“That area was the territory of the Niners’ rivals, and Pateco-Te and his friends regarded any young man in the area as a potential target that they were prepared to attack in order to send the message: ‘If you attack one of ours, we will come for you.’”
The court heard Mr Aslan was not the only focus of the group’s “blood lust” that evening. Two cyclists had been set upon a short time before, but after being chased through Laxfield Court on the Regent Estate off Pownall Road, London Fields, they managed to escape unharmed.
“Kaan Aslan was not so lucky,” said Mr Glasgow.

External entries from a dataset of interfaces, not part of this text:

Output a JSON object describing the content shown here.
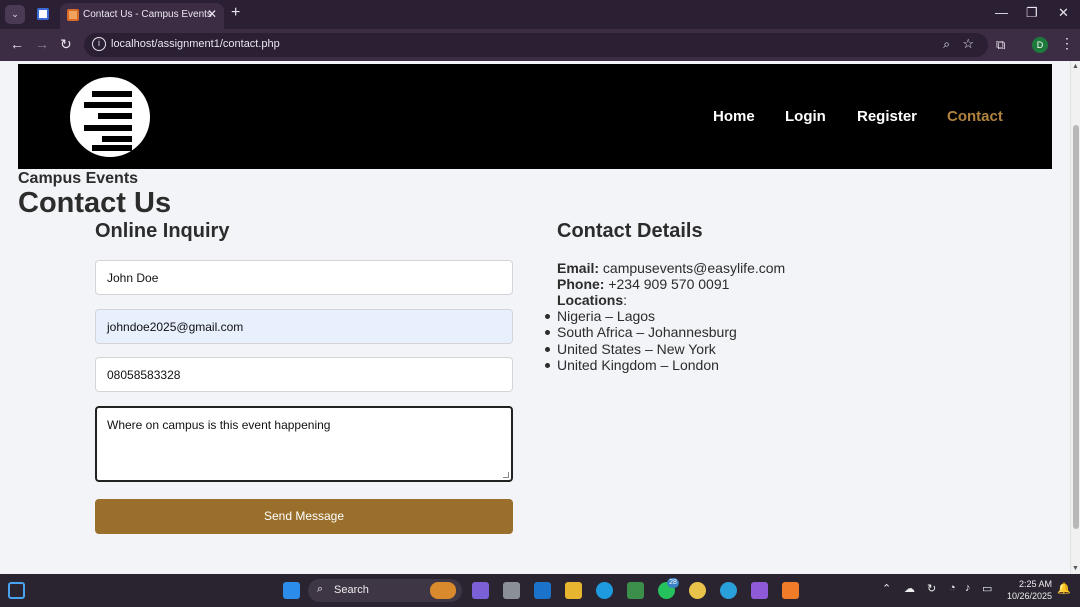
{
  "browser": {
    "tab_title": "Contact Us - Campus Events",
    "url": "localhost/assignment1/contact.php",
    "profile_initial": "D"
  },
  "site": {
    "nav": [
      "Home",
      "Login",
      "Register",
      "Contact"
    ],
    "active_nav": "Contact",
    "brand": "Campus Events",
    "page_title": "Contact Us",
    "accent_color": "#b0823d",
    "button_color": "#9a6f2c"
  },
  "form": {
    "heading": "Online Inquiry",
    "name_value": "John Doe",
    "email_value": "johndoe2025@gmail.com",
    "phone_value": "08058583328",
    "message_value": "Where on campus is this event happening",
    "submit_label": "Send Message"
  },
  "contact": {
    "heading": "Contact Details",
    "email_label": "Email:",
    "email_value": "campusevents@easylife.com",
    "phone_label": "Phone:",
    "phone_value": "+234 909 570 0091",
    "locations_label": "Locations",
    "locations": [
      "Nigeria – Lagos",
      "South Africa – Johannesburg",
      "United States – New York",
      "United Kingdom – London"
    ]
  },
  "taskbar": {
    "search_label": "Search",
    "whatsapp_badge": "28",
    "time": "2:25 AM",
    "date": "10/26/2025"
  }
}
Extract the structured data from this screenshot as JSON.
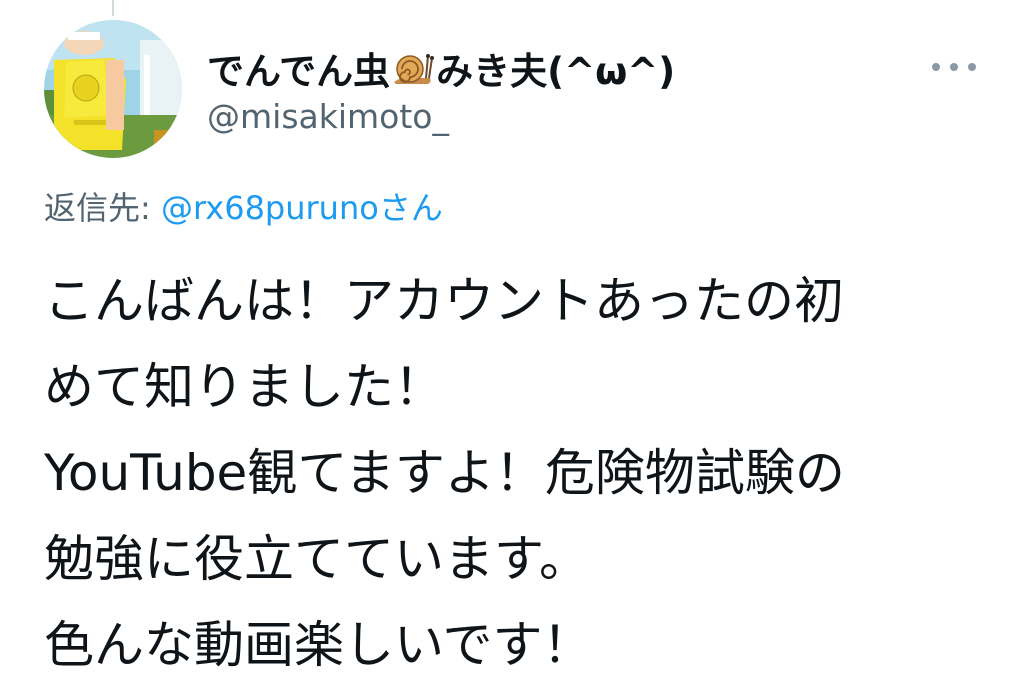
{
  "author": {
    "display_name_part1": "でんでん虫",
    "display_name_part2": "みき夫(^ω^)",
    "handle": "@misakimoto_",
    "avatar_icon": "profile-avatar",
    "name_emoji_icon": "snail-icon"
  },
  "reply": {
    "label": "返信先: ",
    "mention": "@rx68puruno",
    "suffix": "さん"
  },
  "tweet": {
    "lines": [
      "こんばんは！アカウントあったの初",
      "めて知りました！",
      "YouTube観てますよ！危険物試験の",
      "勉強に役立てています。",
      "色んな動画楽しいです！"
    ]
  },
  "colors": {
    "text_primary": "#0f1419",
    "text_secondary": "#536471",
    "link": "#1d9bf0",
    "more_dots": "#8b98a5"
  },
  "menu": {
    "more_icon": "more-icon"
  }
}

The Crown alleges Mr Pateco-Te can be “linked to the act of retribution”, not only because of his “obvious motive”, but through CCTV evidence linking him to the white van used to take the attackers to and from the two attack sites, signals from his mobile telephone that correspond to the van’s route, and DNA evidence on the high-vis jackets worn by two of the attackers.
Mr Pateco-Te denies murder and violent disorder.
“This defendant is likely to claim he lent his phone and moped to someone who then took part in the violence, and that he was wrongly identified because of his phone and moped being linked to that attack,” said Mr Glasgow told the jury.
“It’s up to you to consider whether there’s any truth to his claims. Is the defendant simply an innocent victim in this and wrongly identified, or was he a willing and enthusiastic participant in a plan to seek potential rivals who might have hurt his brother?”
Over the course of the trial, which is expected to last three weeks, jurors must decide whether Pateco-Te was part of the group that travelled in the van, and whether he was part of the group that killed Mr Aslan.
“It doesn’t matter who had a weapon, or what each person did, because they shared the same intention and took part in the same shared violence,” said Mr Glasgow.
“They all knew each other and understood that the purpose of chasing and attacking their rivals was to cause as much harm as possible.”
Mr Glasgow described how the attack on Pateco-Te’s brother had come about after he attended Stoke Newington Police Station as part of his bail conditions.
His girlfriend then drove him in a Ford Fiesta along Rectory Road, which is considered part of the Stokey 16 gang’s territory.
“The fact a known member of the Niners was seen on this street was bound to lead to violence, and so it did,” said Mr Glasgow.
A Vauxhall Astra rammed the Fiesta from the side, and some of its occupants tried to smash the passenger window where Mr Pateco-Te’s was sat. The driver couldn’t escape because the Fiesta was stuck behind a bus, and then it was rammed by the other car from behind.
Joao ran off along Amhurst Road, but was chased and stabbed, and taken to Homerton Hospital where he refused to provide a statement to police.
“The very nature of the attack on [Pateco Te’s brother] is so obviously gang-related that it perhaps needs no proof, when you consider the CCTV which covers in part the chase and armed attackers as they ran down the street brandishing weapons,” said Mr Glasgow. “A group of armed men setting out to attack a rival in broad daylight without caring if someone sees them.
“But proof that it was a gang attack is provided by the fact that it was subsequently glorified by the London Fields ZT gang in a music video that was uploaded to YouTube. The gang was proud of the harm they had caused, and had no qualms about boasting about it. Little wonder then that those close to [the victim] would seek to do something about what had happened.”
The trial continues.